SOURCE MATERIAL
BEGIN

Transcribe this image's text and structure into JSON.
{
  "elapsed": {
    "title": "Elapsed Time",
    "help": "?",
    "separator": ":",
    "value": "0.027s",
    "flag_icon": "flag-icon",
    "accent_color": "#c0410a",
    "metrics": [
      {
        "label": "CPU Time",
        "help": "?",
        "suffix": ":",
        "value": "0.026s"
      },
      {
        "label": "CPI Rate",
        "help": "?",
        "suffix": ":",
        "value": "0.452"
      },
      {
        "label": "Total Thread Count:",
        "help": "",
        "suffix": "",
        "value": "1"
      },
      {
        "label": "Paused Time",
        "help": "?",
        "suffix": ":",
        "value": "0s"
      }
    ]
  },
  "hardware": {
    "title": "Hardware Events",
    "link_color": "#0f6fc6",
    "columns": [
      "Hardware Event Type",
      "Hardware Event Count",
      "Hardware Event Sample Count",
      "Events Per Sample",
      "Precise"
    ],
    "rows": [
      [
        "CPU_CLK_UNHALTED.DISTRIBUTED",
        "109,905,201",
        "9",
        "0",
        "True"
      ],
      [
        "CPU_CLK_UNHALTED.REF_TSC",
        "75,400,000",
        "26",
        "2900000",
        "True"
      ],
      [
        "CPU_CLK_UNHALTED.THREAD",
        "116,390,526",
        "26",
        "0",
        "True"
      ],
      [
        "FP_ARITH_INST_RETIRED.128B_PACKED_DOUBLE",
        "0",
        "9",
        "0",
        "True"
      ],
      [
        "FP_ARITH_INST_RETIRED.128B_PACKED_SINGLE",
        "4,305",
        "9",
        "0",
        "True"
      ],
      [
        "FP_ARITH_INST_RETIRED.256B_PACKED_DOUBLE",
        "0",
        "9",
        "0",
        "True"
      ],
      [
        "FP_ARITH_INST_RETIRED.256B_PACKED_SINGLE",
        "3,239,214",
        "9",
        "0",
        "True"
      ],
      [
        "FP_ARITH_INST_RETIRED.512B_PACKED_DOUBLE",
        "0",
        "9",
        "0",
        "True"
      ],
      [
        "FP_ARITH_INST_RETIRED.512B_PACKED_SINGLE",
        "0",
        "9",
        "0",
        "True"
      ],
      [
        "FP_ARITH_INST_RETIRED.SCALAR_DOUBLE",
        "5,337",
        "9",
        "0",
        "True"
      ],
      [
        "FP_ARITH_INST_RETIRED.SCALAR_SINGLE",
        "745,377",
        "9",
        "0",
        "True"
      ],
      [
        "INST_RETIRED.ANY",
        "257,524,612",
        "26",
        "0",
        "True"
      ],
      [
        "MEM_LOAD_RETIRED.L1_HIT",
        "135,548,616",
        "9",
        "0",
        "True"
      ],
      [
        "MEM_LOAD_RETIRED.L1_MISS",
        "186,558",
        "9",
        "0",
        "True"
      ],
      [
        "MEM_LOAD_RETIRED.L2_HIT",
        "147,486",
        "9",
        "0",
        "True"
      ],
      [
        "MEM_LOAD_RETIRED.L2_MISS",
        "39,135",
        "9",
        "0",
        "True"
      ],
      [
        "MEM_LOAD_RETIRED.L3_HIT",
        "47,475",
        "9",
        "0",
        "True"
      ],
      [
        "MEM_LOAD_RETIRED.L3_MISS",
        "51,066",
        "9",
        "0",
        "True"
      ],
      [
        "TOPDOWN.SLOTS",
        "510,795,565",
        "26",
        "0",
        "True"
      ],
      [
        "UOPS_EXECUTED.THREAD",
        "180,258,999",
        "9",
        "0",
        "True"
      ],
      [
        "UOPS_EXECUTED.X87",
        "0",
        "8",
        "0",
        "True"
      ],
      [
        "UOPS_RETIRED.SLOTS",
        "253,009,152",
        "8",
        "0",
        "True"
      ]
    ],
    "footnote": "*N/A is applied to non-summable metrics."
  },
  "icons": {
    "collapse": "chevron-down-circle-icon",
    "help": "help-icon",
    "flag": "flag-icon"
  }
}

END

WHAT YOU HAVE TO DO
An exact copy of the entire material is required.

RESPONSE TO THE EXERCISE
Transcribe this image's text and structure into JSON.
{
  "elapsed": {
    "title": "Elapsed Time",
    "help": "?",
    "separator": ":",
    "value": "0.027s",
    "flag_icon": "flag-icon",
    "accent_color": "#c0410a",
    "metrics": [
      {
        "label": "CPU Time",
        "help": "?",
        "suffix": ":",
        "value": "0.026s"
      },
      {
        "label": "CPI Rate",
        "help": "?",
        "suffix": ":",
        "value": "0.452"
      },
      {
        "label": "Total Thread Count:",
        "help": "",
        "suffix": "",
        "value": "1"
      },
      {
        "label": "Paused Time",
        "help": "?",
        "suffix": ":",
        "value": "0s"
      }
    ]
  },
  "hardware": {
    "title": "Hardware Events",
    "link_color": "#0f6fc6",
    "columns": [
      "Hardware Event Type",
      "Hardware Event Count",
      "Hardware Event Sample Count",
      "Events Per Sample",
      "Precise"
    ],
    "rows": [
      [
        "CPU_CLK_UNHALTED.DISTRIBUTED",
        "109,905,201",
        "9",
        "0",
        "True"
      ],
      [
        "CPU_CLK_UNHALTED.REF_TSC",
        "75,400,000",
        "26",
        "2900000",
        "True"
      ],
      [
        "CPU_CLK_UNHALTED.THREAD",
        "116,390,526",
        "26",
        "0",
        "True"
      ],
      [
        "FP_ARITH_INST_RETIRED.128B_PACKED_DOUBLE",
        "0",
        "9",
        "0",
        "True"
      ],
      [
        "FP_ARITH_INST_RETIRED.128B_PACKED_SINGLE",
        "4,305",
        "9",
        "0",
        "True"
      ],
      [
        "FP_ARITH_INST_RETIRED.256B_PACKED_DOUBLE",
        "0",
        "9",
        "0",
        "True"
      ],
      [
        "FP_ARITH_INST_RETIRED.256B_PACKED_SINGLE",
        "3,239,214",
        "9",
        "0",
        "True"
      ],
      [
        "FP_ARITH_INST_RETIRED.512B_PACKED_DOUBLE",
        "0",
        "9",
        "0",
        "True"
      ],
      [
        "FP_ARITH_INST_RETIRED.512B_PACKED_SINGLE",
        "0",
        "9",
        "0",
        "True"
      ],
      [
        "FP_ARITH_INST_RETIRED.SCALAR_DOUBLE",
        "5,337",
        "9",
        "0",
        "True"
      ],
      [
        "FP_ARITH_INST_RETIRED.SCALAR_SINGLE",
        "745,377",
        "9",
        "0",
        "True"
      ],
      [
        "INST_RETIRED.ANY",
        "257,524,612",
        "26",
        "0",
        "True"
      ],
      [
        "MEM_LOAD_RETIRED.L1_HIT",
        "135,548,616",
        "9",
        "0",
        "True"
      ],
      [
        "MEM_LOAD_RETIRED.L1_MISS",
        "186,558",
        "9",
        "0",
        "True"
      ],
      [
        "MEM_LOAD_RETIRED.L2_HIT",
        "147,486",
        "9",
        "0",
        "True"
      ],
      [
        "MEM_LOAD_RETIRED.L2_MISS",
        "39,135",
        "9",
        "0",
        "True"
      ],
      [
        "MEM_LOAD_RETIRED.L3_HIT",
        "47,475",
        "9",
        "0",
        "True"
      ],
      [
        "MEM_LOAD_RETIRED.L3_MISS",
        "51,066",
        "9",
        "0",
        "True"
      ],
      [
        "TOPDOWN.SLOTS",
        "510,795,565",
        "26",
        "0",
        "True"
      ],
      [
        "UOPS_EXECUTED.THREAD",
        "180,258,999",
        "9",
        "0",
        "True"
      ],
      [
        "UOPS_EXECUTED.X87",
        "0",
        "8",
        "0",
        "True"
      ],
      [
        "UOPS_RETIRED.SLOTS",
        "253,009,152",
        "8",
        "0",
        "True"
      ]
    ],
    "footnote": "*N/A is applied to non-summable metrics."
  },
  "icons": {
    "collapse": "chevron-down-circle-icon",
    "help": "help-icon",
    "flag": "flag-icon"
  }
}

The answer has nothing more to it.